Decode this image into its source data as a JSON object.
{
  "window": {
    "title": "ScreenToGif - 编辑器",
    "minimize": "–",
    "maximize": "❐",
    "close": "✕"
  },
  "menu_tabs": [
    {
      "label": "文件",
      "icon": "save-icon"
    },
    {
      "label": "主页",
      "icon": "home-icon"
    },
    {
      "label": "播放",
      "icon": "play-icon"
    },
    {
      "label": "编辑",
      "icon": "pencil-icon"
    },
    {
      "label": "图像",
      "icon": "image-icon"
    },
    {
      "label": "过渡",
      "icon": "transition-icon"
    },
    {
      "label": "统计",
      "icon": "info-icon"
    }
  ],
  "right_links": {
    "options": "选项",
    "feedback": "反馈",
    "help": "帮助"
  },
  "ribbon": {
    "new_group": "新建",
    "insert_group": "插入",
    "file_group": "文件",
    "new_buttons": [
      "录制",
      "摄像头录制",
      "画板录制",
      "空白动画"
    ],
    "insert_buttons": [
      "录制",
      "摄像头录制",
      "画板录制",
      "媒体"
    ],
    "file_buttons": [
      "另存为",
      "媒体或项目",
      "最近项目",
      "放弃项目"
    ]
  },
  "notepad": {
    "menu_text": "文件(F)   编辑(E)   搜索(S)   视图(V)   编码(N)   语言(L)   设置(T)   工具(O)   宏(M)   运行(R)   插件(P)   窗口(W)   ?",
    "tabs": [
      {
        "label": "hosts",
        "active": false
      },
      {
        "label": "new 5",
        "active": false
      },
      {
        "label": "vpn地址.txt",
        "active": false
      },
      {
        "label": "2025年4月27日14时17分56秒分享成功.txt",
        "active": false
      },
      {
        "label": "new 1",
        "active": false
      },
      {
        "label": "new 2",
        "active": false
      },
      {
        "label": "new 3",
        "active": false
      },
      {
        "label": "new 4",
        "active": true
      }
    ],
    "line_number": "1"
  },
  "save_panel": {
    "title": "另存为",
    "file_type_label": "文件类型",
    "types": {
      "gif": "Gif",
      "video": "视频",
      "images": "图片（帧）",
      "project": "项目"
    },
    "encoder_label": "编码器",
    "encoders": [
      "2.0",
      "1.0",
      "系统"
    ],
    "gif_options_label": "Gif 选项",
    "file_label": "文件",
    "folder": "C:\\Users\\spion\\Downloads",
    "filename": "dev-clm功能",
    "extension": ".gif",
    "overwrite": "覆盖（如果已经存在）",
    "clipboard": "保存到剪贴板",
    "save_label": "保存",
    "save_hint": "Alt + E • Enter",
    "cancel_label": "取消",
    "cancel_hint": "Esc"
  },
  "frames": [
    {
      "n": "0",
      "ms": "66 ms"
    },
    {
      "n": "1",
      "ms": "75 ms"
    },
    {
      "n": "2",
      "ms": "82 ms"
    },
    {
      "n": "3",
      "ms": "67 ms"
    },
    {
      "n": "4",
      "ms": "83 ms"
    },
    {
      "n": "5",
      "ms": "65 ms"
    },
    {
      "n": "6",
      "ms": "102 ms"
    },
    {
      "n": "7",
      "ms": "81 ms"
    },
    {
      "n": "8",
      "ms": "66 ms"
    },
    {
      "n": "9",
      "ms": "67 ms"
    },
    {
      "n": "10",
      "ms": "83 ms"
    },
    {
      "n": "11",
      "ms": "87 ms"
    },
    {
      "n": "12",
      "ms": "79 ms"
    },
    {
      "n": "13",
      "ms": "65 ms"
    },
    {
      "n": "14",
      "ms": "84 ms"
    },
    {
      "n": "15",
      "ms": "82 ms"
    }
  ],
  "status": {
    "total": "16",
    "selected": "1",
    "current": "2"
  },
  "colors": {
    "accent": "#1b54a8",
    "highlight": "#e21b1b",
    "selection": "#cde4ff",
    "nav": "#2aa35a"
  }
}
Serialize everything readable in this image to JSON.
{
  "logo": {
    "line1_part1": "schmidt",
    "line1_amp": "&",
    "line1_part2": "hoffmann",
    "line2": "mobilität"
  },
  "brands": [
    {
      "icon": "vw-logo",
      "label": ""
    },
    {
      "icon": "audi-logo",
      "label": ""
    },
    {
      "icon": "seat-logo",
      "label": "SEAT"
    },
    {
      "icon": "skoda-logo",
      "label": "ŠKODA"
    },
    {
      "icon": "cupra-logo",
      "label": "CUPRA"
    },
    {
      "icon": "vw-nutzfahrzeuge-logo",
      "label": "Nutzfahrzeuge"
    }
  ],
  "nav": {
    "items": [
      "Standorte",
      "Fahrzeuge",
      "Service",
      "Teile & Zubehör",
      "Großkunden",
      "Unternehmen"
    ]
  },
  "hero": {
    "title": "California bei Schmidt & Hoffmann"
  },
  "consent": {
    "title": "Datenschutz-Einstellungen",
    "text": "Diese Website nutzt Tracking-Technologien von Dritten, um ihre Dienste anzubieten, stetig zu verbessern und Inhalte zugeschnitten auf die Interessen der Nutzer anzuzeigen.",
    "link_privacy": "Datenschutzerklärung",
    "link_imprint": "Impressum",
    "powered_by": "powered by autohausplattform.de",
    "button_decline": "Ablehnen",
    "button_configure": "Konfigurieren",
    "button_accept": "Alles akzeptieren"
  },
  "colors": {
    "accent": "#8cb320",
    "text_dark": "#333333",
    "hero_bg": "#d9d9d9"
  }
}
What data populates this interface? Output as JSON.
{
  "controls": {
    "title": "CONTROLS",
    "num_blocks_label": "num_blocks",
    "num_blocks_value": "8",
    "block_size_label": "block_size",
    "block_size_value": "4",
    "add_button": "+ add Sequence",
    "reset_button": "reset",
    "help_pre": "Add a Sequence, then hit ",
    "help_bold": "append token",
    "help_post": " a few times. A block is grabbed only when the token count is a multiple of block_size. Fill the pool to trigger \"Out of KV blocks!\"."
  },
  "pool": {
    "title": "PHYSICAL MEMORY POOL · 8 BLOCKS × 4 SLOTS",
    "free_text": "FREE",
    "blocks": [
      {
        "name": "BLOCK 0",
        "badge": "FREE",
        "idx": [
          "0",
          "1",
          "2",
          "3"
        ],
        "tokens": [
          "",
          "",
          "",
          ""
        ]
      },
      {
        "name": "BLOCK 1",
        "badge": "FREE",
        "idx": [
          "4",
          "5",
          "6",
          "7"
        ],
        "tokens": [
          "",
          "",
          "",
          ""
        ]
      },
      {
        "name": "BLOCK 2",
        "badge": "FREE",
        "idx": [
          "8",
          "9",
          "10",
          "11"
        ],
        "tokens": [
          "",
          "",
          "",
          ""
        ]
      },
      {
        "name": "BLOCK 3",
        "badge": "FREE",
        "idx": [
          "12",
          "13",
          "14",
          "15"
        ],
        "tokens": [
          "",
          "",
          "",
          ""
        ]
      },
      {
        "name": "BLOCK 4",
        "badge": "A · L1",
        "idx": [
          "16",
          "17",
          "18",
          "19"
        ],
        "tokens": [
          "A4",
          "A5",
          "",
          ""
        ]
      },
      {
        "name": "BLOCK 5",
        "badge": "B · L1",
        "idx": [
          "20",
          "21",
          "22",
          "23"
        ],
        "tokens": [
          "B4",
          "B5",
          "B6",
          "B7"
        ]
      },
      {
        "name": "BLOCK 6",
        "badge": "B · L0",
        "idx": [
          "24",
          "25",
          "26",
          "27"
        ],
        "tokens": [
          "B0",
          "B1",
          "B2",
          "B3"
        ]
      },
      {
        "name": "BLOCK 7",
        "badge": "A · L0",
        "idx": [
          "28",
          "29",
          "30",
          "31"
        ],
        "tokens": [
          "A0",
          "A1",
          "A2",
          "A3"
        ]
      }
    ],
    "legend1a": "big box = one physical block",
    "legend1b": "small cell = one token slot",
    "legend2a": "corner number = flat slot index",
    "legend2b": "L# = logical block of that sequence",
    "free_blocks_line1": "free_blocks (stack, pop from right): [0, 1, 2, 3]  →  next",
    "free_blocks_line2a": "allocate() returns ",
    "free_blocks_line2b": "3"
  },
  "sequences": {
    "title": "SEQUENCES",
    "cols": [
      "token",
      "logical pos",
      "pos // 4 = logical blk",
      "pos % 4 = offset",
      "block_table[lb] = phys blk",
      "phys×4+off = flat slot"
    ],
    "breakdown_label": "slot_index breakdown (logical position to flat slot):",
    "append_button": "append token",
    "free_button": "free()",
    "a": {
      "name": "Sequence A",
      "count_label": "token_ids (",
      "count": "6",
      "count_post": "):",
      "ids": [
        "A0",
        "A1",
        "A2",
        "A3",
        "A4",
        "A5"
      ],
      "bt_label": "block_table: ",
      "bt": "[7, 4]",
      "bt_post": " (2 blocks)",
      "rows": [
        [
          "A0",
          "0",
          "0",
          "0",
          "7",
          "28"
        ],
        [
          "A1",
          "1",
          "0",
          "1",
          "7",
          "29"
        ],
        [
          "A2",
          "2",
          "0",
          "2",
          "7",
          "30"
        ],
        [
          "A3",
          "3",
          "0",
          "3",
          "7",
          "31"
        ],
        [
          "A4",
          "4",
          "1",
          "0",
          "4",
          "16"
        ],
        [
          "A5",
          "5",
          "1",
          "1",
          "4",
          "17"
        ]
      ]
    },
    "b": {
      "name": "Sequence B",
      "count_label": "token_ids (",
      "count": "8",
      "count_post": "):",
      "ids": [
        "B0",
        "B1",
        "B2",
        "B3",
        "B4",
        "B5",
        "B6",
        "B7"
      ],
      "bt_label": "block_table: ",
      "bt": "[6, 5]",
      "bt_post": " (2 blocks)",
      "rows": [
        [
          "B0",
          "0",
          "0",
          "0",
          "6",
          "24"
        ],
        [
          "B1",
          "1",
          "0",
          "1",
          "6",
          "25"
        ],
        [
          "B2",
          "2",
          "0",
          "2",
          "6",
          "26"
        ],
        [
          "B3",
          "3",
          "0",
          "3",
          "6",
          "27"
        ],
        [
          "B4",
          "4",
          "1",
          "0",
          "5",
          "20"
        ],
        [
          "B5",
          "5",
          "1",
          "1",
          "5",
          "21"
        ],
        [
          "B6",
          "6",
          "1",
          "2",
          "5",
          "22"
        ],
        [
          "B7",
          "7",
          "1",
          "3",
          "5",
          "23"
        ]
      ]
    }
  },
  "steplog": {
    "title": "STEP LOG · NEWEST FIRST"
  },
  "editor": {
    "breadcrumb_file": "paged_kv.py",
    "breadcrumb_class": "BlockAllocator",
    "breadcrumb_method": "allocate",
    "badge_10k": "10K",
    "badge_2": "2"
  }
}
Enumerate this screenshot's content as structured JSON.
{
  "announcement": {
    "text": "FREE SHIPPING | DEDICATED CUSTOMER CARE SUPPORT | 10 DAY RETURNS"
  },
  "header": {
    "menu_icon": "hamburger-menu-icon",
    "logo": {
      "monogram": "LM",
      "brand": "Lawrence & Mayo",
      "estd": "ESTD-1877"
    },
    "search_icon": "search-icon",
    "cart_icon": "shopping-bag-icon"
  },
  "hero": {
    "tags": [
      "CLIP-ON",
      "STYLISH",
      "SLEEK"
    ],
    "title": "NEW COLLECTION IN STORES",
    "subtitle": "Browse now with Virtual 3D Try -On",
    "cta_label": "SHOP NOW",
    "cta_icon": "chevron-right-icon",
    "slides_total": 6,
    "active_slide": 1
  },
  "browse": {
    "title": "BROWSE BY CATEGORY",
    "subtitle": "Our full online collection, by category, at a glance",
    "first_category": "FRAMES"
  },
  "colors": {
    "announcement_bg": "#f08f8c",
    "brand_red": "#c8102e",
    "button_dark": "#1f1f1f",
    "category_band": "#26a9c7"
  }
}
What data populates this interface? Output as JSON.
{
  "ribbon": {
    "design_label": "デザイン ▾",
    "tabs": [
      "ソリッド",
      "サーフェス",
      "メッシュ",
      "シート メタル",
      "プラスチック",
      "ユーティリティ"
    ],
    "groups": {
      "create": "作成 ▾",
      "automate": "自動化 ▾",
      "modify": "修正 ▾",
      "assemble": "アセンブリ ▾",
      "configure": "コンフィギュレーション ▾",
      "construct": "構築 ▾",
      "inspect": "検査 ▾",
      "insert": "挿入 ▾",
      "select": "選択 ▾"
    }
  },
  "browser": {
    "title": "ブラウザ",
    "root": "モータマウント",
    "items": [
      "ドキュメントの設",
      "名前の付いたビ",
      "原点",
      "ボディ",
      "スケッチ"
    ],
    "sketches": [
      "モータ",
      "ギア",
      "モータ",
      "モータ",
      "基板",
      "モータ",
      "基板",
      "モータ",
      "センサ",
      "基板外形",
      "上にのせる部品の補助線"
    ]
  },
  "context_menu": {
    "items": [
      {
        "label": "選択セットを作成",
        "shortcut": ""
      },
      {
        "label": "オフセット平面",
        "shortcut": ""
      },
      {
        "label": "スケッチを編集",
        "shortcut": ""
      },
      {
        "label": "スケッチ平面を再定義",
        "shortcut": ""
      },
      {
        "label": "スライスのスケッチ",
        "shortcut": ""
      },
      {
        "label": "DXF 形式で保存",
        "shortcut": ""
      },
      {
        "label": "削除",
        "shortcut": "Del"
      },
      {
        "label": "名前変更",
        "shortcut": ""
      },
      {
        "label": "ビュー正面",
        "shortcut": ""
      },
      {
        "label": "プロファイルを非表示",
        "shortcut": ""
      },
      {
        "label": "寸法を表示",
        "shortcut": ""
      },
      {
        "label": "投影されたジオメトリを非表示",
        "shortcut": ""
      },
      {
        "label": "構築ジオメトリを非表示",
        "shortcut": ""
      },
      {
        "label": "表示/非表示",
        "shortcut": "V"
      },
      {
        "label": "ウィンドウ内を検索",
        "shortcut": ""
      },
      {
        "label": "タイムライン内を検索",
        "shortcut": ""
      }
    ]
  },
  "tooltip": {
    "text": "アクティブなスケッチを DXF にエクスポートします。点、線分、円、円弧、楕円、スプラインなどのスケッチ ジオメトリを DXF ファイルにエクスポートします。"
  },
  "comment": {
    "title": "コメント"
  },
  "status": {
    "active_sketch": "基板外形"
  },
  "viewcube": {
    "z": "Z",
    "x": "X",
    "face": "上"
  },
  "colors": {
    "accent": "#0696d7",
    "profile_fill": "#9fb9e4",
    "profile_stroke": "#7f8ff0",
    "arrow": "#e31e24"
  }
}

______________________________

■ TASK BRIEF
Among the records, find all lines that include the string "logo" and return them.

■ SOLUTION TO THIS EXERCISE
  "logo": {
      "icon": "vw-logo",
      "icon": "audi-logo",
      "icon": "seat-logo",
      "icon": "skoda-logo",
      "icon": "cupra-logo",
      "icon": "vw-nutzfahrzeuge-logo",
    "logo": {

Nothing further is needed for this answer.